* **What you have to do**
The expected output is each line in the data below that includes the string "away".

* **Component data from apps and pages**
·····

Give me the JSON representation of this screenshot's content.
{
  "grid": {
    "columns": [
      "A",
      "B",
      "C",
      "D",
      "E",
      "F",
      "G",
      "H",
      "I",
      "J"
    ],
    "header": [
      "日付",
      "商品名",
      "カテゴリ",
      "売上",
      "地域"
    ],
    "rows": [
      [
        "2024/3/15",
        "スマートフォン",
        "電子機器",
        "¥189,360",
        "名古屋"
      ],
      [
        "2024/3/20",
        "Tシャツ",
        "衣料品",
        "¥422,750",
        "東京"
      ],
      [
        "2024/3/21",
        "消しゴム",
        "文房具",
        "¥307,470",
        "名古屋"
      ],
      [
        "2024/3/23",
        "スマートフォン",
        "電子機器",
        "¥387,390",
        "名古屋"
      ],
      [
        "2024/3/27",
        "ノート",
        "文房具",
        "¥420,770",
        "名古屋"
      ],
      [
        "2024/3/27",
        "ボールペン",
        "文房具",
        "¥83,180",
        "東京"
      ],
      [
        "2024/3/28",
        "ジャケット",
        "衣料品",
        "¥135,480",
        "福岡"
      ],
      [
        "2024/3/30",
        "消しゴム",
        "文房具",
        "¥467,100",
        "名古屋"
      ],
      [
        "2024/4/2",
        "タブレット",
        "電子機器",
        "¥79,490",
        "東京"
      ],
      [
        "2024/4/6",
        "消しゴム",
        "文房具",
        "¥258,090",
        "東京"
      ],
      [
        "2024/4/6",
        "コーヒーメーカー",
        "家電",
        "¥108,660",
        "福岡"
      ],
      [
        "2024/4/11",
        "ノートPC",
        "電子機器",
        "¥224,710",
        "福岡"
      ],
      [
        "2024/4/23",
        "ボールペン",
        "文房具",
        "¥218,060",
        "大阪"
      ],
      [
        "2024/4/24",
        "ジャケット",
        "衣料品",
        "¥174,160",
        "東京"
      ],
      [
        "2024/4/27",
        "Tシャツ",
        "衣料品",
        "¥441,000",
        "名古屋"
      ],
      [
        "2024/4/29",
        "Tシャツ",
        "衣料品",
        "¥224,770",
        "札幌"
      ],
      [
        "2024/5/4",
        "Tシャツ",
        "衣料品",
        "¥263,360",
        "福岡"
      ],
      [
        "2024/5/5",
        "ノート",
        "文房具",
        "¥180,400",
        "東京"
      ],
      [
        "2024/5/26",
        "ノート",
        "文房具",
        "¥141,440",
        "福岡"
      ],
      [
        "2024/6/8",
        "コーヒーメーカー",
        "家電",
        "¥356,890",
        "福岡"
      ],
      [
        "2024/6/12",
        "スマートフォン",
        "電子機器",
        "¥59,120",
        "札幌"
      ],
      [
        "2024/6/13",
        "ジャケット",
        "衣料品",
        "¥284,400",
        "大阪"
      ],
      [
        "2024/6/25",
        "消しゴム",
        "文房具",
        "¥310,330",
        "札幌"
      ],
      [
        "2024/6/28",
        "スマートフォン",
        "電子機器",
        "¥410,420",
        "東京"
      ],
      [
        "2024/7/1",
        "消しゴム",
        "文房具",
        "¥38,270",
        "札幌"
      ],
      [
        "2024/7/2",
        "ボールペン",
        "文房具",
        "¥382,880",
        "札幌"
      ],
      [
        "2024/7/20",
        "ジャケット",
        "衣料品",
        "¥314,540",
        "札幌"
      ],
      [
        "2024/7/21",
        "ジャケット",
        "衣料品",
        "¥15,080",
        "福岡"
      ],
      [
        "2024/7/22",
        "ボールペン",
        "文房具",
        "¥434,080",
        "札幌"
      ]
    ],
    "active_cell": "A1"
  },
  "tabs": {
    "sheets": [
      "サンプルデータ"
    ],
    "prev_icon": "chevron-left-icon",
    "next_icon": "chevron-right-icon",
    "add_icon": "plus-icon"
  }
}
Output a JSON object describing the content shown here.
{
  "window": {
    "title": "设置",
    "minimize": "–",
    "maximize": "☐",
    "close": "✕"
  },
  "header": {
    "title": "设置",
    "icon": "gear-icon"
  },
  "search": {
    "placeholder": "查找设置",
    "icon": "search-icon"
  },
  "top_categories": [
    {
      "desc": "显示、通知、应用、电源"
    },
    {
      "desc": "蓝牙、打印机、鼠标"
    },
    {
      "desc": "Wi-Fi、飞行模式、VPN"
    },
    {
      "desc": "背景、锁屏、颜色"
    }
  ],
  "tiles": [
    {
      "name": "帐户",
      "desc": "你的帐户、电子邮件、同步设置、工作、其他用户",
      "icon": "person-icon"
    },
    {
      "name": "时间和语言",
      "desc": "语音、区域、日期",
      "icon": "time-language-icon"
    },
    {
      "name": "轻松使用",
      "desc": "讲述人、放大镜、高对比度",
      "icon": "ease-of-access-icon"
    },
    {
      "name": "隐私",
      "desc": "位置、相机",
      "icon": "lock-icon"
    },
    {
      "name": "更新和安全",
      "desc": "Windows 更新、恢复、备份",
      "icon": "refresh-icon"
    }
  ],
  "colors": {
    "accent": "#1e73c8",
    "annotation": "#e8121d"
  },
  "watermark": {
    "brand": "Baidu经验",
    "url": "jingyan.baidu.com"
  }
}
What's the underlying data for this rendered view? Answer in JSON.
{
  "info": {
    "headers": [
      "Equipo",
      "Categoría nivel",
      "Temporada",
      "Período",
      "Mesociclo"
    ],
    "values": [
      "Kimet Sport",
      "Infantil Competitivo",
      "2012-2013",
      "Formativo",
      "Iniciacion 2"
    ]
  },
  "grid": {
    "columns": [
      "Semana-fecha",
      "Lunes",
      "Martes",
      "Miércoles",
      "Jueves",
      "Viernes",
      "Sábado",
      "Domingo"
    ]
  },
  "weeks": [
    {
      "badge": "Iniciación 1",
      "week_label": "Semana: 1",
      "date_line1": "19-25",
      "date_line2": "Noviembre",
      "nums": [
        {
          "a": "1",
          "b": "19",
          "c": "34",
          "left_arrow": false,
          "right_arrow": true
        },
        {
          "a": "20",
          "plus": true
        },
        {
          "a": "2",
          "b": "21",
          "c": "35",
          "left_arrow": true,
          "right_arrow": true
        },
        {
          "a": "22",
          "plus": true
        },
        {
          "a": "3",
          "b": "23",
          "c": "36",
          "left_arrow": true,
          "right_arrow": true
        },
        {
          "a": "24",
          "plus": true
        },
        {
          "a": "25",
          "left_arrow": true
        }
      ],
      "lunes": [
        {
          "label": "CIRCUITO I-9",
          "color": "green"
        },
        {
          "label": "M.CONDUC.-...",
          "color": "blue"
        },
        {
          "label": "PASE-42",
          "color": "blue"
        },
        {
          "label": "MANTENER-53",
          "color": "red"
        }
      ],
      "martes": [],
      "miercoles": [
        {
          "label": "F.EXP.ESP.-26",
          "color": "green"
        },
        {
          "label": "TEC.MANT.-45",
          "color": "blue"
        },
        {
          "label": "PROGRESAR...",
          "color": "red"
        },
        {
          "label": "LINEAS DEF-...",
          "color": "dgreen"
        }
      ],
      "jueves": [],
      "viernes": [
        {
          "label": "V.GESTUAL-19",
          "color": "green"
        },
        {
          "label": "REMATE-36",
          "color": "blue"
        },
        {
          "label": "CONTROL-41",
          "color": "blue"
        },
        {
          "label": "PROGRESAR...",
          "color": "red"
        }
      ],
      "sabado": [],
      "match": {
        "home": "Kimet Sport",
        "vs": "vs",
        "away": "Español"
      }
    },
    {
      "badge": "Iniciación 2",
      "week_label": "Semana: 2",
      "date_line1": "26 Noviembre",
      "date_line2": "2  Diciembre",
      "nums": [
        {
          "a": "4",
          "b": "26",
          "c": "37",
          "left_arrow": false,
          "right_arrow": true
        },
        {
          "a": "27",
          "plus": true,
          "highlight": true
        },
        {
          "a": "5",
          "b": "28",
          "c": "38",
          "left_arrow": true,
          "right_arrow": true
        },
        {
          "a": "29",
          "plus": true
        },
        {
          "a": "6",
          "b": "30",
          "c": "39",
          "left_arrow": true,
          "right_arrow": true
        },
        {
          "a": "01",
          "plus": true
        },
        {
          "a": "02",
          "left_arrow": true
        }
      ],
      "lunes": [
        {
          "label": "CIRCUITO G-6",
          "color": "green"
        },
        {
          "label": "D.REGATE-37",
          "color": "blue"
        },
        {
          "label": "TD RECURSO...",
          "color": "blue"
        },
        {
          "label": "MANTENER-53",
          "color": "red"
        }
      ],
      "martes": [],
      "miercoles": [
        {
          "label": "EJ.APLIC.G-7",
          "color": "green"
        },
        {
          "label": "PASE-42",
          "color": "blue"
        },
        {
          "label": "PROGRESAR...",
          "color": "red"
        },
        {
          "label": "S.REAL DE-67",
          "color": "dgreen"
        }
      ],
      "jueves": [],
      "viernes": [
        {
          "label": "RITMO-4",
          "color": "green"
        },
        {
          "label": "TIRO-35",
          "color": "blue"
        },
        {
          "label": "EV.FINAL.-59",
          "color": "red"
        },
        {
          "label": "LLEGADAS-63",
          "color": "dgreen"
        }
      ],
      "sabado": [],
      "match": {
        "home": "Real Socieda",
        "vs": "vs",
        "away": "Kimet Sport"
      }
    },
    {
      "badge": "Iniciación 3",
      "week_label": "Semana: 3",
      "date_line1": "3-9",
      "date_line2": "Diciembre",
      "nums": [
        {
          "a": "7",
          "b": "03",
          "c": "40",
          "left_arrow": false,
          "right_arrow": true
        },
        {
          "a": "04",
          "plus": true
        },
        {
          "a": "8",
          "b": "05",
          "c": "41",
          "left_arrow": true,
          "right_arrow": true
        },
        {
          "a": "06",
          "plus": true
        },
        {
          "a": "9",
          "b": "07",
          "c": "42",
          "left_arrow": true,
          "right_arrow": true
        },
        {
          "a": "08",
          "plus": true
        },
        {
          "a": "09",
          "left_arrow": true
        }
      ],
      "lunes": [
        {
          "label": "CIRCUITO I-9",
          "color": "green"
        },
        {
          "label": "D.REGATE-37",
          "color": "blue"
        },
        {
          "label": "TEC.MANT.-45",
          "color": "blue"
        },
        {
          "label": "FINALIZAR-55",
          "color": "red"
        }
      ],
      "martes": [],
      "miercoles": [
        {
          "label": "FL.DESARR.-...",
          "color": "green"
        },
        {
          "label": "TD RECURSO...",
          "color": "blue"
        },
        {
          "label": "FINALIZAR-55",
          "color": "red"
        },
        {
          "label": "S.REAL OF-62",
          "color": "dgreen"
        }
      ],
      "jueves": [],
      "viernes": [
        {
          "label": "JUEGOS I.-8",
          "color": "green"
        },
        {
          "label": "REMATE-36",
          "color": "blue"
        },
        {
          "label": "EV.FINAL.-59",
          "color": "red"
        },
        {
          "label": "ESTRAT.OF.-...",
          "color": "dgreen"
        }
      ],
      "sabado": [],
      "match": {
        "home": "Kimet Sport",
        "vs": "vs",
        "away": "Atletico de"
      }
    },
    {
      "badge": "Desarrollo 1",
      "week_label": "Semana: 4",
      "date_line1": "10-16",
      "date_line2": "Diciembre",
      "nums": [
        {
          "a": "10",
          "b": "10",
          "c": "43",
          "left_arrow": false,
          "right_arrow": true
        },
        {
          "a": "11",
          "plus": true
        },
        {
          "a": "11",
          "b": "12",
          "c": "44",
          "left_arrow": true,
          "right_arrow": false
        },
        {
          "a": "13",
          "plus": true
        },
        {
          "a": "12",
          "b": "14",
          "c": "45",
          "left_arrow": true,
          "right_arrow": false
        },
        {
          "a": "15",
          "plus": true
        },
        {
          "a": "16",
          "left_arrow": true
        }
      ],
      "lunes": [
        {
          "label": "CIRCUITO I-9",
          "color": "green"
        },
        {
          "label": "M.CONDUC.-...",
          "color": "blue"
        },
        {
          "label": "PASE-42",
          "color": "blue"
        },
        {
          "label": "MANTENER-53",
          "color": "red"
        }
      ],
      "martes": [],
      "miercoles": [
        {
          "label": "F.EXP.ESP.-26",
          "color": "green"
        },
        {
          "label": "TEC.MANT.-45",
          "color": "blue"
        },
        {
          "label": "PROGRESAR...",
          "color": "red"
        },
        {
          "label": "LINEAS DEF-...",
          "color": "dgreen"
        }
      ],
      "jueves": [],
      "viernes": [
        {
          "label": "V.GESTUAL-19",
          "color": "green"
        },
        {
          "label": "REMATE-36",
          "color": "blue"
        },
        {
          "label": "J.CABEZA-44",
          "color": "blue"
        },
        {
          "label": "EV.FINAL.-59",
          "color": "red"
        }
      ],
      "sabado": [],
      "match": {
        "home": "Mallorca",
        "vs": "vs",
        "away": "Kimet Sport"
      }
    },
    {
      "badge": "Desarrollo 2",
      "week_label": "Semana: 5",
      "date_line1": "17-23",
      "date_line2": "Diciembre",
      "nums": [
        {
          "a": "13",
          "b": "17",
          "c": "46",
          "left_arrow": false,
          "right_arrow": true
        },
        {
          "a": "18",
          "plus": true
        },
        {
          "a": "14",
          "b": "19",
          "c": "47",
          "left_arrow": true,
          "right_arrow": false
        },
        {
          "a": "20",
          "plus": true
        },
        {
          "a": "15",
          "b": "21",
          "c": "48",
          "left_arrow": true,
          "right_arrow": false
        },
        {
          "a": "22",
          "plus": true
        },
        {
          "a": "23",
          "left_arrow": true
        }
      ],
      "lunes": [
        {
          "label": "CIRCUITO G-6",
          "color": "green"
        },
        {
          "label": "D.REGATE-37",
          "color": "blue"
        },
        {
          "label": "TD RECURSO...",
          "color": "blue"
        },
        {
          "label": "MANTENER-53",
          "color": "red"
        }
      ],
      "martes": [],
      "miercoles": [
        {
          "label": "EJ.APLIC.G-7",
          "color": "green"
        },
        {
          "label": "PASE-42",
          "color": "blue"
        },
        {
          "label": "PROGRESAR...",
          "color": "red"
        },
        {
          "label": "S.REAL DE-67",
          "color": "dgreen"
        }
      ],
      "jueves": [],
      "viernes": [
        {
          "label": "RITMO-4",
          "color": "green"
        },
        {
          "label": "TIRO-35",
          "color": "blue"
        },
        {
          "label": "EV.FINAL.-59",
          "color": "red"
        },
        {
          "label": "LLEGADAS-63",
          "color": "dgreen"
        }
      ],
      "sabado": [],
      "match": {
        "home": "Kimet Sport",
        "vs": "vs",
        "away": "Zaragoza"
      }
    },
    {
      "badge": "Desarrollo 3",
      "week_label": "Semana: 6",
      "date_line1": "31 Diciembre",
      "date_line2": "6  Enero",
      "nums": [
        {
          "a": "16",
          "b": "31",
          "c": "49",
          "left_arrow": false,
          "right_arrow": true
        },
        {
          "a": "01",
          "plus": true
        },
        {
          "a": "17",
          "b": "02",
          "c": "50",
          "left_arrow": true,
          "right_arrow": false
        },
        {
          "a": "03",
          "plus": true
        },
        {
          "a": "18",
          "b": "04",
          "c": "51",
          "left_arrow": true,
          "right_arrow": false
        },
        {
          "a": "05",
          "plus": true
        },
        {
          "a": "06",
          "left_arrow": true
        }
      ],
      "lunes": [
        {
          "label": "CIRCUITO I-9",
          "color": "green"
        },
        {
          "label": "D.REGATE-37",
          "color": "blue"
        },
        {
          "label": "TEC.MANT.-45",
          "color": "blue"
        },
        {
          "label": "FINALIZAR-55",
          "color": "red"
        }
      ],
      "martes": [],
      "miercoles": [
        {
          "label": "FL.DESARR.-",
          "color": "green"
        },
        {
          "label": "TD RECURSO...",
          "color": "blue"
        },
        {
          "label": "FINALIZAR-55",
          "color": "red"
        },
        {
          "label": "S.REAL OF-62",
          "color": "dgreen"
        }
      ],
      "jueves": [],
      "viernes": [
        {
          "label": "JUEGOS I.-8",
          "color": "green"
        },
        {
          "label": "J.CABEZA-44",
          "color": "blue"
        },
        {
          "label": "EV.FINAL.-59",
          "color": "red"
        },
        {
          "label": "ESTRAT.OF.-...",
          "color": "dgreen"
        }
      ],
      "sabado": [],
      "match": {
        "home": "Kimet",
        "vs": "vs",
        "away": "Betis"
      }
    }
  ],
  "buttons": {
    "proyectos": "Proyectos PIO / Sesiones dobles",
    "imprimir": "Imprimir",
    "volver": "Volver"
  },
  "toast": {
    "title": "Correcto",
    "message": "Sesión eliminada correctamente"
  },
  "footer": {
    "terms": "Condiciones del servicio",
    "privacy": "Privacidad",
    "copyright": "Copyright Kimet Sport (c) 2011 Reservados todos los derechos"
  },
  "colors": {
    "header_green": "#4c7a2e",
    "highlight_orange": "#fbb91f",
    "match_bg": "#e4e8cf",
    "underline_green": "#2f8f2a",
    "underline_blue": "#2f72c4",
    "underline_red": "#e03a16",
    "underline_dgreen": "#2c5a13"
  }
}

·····

* **Answer box**
        "away": "Español"
        "away": "Kimet Sport"
        "away": "Atletico de"
        "away": "Kimet Sport"
        "away": "Zaragoza"
        "away": "Betis"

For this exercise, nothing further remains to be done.